• Input:
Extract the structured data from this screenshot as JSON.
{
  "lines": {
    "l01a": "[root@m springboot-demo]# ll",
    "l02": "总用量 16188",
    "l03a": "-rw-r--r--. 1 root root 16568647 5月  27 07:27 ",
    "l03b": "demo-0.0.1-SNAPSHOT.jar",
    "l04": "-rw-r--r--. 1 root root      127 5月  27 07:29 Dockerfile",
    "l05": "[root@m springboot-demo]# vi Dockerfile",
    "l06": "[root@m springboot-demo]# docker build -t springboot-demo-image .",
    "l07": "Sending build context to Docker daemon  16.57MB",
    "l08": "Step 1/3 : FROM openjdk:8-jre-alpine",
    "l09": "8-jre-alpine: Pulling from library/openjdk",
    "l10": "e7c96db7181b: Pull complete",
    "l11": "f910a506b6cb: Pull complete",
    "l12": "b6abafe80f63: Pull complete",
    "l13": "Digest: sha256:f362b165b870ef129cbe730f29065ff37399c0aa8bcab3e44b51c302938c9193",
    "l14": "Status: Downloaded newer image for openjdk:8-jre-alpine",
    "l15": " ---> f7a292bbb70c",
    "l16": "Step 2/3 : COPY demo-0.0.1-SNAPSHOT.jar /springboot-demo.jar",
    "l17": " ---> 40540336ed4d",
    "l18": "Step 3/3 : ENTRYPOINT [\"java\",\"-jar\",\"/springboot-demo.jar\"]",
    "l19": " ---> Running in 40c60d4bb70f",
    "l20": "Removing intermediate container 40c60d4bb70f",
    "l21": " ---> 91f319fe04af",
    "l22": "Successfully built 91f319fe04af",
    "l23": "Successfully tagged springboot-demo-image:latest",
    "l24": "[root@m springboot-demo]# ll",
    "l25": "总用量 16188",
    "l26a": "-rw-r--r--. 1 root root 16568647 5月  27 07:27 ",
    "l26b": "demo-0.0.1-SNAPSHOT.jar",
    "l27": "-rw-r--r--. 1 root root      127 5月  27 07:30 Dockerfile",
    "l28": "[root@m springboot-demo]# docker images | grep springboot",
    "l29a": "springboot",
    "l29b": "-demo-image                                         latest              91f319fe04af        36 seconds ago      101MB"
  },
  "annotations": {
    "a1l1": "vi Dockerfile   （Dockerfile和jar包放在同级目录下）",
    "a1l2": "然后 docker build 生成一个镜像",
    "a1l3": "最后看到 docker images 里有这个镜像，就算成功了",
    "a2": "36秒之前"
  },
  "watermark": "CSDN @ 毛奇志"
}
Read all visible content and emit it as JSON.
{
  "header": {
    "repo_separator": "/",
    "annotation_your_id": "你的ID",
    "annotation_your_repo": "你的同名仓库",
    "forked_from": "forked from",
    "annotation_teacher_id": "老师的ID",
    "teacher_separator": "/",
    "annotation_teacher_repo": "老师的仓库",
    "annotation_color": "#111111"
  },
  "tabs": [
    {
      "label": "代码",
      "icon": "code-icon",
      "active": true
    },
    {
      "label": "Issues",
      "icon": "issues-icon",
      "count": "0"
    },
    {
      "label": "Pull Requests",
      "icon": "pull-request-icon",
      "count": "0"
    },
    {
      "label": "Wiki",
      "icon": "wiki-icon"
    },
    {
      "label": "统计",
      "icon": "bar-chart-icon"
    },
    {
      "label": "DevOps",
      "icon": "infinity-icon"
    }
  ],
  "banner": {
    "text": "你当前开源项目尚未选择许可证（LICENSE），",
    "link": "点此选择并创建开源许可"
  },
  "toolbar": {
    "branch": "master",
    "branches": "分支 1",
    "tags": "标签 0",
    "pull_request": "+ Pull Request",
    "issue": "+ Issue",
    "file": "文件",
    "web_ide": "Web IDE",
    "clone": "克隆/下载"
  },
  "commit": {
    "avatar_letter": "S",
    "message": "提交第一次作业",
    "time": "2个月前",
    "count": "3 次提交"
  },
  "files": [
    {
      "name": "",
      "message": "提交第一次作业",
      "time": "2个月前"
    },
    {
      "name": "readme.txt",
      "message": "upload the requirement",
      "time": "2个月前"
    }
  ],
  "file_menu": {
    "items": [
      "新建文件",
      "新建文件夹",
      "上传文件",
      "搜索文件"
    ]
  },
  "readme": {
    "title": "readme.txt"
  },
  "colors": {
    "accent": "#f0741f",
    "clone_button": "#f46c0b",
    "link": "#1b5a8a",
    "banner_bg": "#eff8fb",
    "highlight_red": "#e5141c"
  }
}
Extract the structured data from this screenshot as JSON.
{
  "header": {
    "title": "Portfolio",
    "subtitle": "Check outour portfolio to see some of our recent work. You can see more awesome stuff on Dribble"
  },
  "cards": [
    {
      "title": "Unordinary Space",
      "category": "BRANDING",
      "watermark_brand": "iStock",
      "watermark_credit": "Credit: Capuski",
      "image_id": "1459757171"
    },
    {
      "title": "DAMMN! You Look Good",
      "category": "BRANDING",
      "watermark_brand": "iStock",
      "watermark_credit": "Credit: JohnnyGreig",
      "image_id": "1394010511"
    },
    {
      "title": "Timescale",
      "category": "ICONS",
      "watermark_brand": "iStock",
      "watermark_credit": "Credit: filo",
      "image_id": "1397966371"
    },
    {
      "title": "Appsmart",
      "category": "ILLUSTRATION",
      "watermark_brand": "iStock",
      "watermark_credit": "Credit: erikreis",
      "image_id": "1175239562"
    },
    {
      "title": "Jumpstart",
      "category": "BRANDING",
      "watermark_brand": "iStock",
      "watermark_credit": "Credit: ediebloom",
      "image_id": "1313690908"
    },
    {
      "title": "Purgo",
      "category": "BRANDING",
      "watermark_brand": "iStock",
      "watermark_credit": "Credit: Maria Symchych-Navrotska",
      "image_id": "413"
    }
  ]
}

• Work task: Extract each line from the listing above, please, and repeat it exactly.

• Expected answer:
Extract the structured data from this screenshot as JSON.
{
  "lines": {
    "l01a": "[root@m springboot-demo]# ll",
    "l02": "总用量 16188",
    "l03a": "-rw-r--r--. 1 root root 16568647 5月  27 07:27 ",
    "l03b": "demo-0.0.1-SNAPSHOT.jar",
    "l04": "-rw-r--r--. 1 root root      127 5月  27 07:29 Dockerfile",
    "l05": "[root@m springboot-demo]# vi Dockerfile",
    "l06": "[root@m springboot-demo]# docker build -t springboot-demo-image .",
    "l07": "Sending build context to Docker daemon  16.57MB",
    "l08": "Step 1/3 : FROM openjdk:8-jre-alpine",
    "l09": "8-jre-alpine: Pulling from library/openjdk",
    "l10": "e7c96db7181b: Pull complete",
    "l11": "f910a506b6cb: Pull complete",
    "l12": "b6abafe80f63: Pull complete",
    "l13": "Digest: sha256:f362b165b870ef129cbe730f29065ff37399c0aa8bcab3e44b51c302938c9193",
    "l14": "Status: Downloaded newer image for openjdk:8-jre-alpine",
    "l15": " ---> f7a292bbb70c",
    "l16": "Step 2/3 : COPY demo-0.0.1-SNAPSHOT.jar /springboot-demo.jar",
    "l17": " ---> 40540336ed4d",
    "l18": "Step 3/3 : ENTRYPOINT [\"java\",\"-jar\",\"/springboot-demo.jar\"]",
    "l19": " ---> Running in 40c60d4bb70f",
    "l20": "Removing intermediate container 40c60d4bb70f",
    "l21": " ---> 91f319fe04af",
    "l22": "Successfully built 91f319fe04af",
    "l23": "Successfully tagged springboot-demo-image:latest",
    "l24": "[root@m springboot-demo]# ll",
    "l25": "总用量 16188",
    "l26a": "-rw-r--r--. 1 root root 16568647 5月  27 07:27 ",
    "l26b": "demo-0.0.1-SNAPSHOT.jar",
    "l27": "-rw-r--r--. 1 root root      127 5月  27 07:30 Dockerfile",
    "l28": "[root@m springboot-demo]# docker images | grep springboot",
    "l29a": "springboot",
    "l29b": "-demo-image                                         latest              91f319fe04af        36 seconds ago      101MB"
  },
  "annotations": {
    "a1l1": "vi Dockerfile   （Dockerfile和jar包放在同级目录下）",
    "a1l2": "然后 docker build 生成一个镜像",
    "a1l3": "最后看到 docker images 里有这个镜像，就算成功了",
    "a2": "36秒之前"
  },
  "watermark": "CSDN @ 毛奇志"
}
Read all visible content and emit it as JSON.
{
  "header": {
    "repo_separator": "/",
    "annotation_your_id": "你的ID",
    "annotation_your_repo": "你的同名仓库",
    "forked_from": "forked from",
    "annotation_teacher_id": "老师的ID",
    "teacher_separator": "/",
    "annotation_teacher_repo": "老师的仓库",
    "annotation_color": "#111111"
  },
  "tabs": [
    {
      "label": "代码",
      "icon": "code-icon",
      "active": true
    },
    {
      "label": "Issues",
      "icon": "issues-icon",
      "count": "0"
    },
    {
      "label": "Pull Requests",
      "icon": "pull-request-icon",
      "count": "0"
    },
    {
      "label": "Wiki",
      "icon": "wiki-icon"
    },
    {
      "label": "统计",
      "icon": "bar-chart-icon"
    },
    {
      "label": "DevOps",
      "icon": "infinity-icon"
    }
  ],
  "banner": {
    "text": "你当前开源项目尚未选择许可证（LICENSE），",
    "link": "点此选择并创建开源许可"
  },
  "toolbar": {
    "branch": "master",
    "branches": "分支 1",
    "tags": "标签 0",
    "pull_request": "+ Pull Request",
    "issue": "+ Issue",
    "file": "文件",
    "web_ide": "Web IDE",
    "clone": "克隆/下载"
  },
  "commit": {
    "avatar_letter": "S",
    "message": "提交第一次作业",
    "time": "2个月前",
    "count": "3 次提交"
  },
  "files": [
    {
      "name": "",
      "message": "提交第一次作业",
      "time": "2个月前"
    },
    {
      "name": "readme.txt",
      "message": "upload the requirement",
      "time": "2个月前"
    }
  ],
  "file_menu": {
    "items": [
      "新建文件",
      "新建文件夹",
      "上传文件",
      "搜索文件"
    ]
  },
  "readme": {
    "title": "readme.txt"
  },
  "colors": {
    "accent": "#f0741f",
    "clone_button": "#f46c0b",
    "link": "#1b5a8a",
    "banner_bg": "#eff8fb",
    "highlight_red": "#e5141c"
  }
}
Extract the structured data from this screenshot as JSON.
{
  "header": {
    "title": "Portfolio",
    "subtitle": "Check outour portfolio to see some of our recent work. You can see more awesome stuff on Dribble"
  },
  "cards": [
    {
      "title": "Unordinary Space",
      "category": "BRANDING",
      "watermark_brand": "iStock",
      "watermark_credit": "Credit: Capuski",
      "image_id": "1459757171"
    },
    {
      "title": "DAMMN! You Look Good",
      "category": "BRANDING",
      "watermark_brand": "iStock",
      "watermark_credit": "Credit: JohnnyGreig",
      "image_id": "1394010511"
    },
    {
      "title": "Timescale",
      "category": "ICONS",
      "watermark_brand": "iStock",
      "watermark_credit": "Credit: filo",
      "image_id": "1397966371"
    },
    {
      "title": "Appsmart",
      "category": "ILLUSTRATION",
      "watermark_brand": "iStock",
      "watermark_credit": "Credit: erikreis",
      "image_id": "1175239562"
    },
    {
      "title": "Jumpstart",
      "category": "BRANDING",
      "watermark_brand": "iStock",
      "watermark_credit": "Credit: ediebloom",
      "image_id": "1313690908"
    },
    {
      "title": "Purgo",
      "category": "BRANDING",
      "watermark_brand": "iStock",
      "watermark_credit": "Credit: Maria Symchych-Navrotska",
      "image_id": "413"
    }
  ]
}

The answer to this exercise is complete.